In terms of target markets, an adequate sales compliance process should be established to identify the risk level of overseas jurisdictions and the possible use of products after export. Under the restrictions of applicable laws and regulations on the levels of export control for different countries, and the corresponding licensing policies, companies should unify the overall risk preference with compliance control requirements, and strictly implement the sanctions and embargo policies of the target jurisdictions and the UN; build a multi-node interception and control mechanism, and strictly prohibit the export of products to high-risk countries or regions without compliance review and company management approval.
Embed compliance requirements into business processes. From the origin of the company’s materials, components and products, complete written records should be made for restricted items including import price, export control information, intended use and use method, and the quantity of items used to manufacture or integrate products. Moreover, it is recommended to record the purchase price of items to support the analysis and judgment on products in subsequent business processes.
After the materials, components or products are processed and manufactured into company products and the compliance analysis on such products is completed, if restricted products or products composed of or integrated with restricted items will be sold or exported to overseas jurisdictions, the marketing department, when negotiating trade co-operation opportunities, should first review the risks of exporting to such countries and regions, and collect and organise all information about distributors and end users involved in the transaction process, which should be submitted to the legal department for review together with co-operation agreements, sales agreements or other such contracts.
When the marketing department signs a sales agreement, it should also sign a letter of commitment on import and export control with the counterparty, or use the company’s contract template containing trade compliance provisions, properly keep all signed sales agreements and their annexes, and strictly implement the filing management requirements.
The legal department is responsible for compliance review of the company’s overseas customers, distributors and end users, and feeding back the review results to the marketing department.
Comprehensively promote the construction of export control compliance culture. An end-to-end review of the company’s export control compliance process should be conducted while the export control compliance policies should be incorporated into the scope of mandatory know-how for all employees. A series of targeted and focused compliance training sessions may be continually carried out to ensure that the employees are aware of the export and import control policies, and the compliance operation norms, related to their positions.
Fully implement violation reporting and investigation. All temporary and regular employees are obliged to prevent violations from occurring and to report to the legal department when they become aware of violation events or behaviour. Employees may report potential violations through their department’s compliance liaison officers, or directly to the legal department. In addition to anti-bribery, anti-fraud and export control, a sound corporate compliance system also includes cybersecurity, data compliance and many other important aspects.
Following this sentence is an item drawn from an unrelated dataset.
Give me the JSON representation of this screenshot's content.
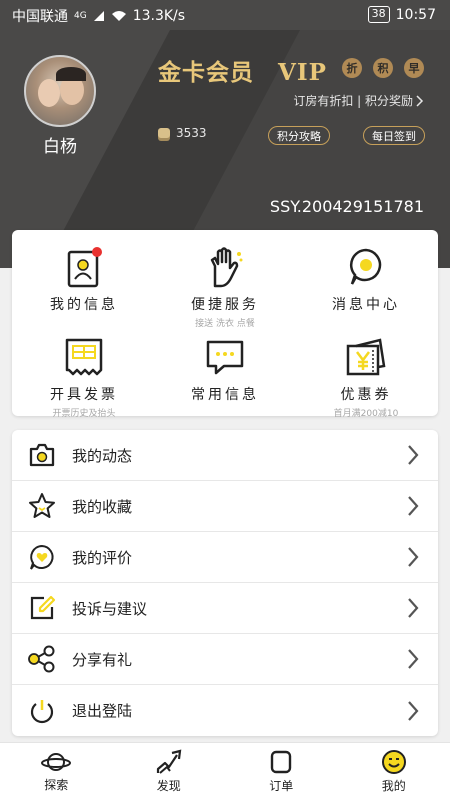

A sound compliance-themed corporate ecosystem goes a long way to ensuring a sustainable future for the company.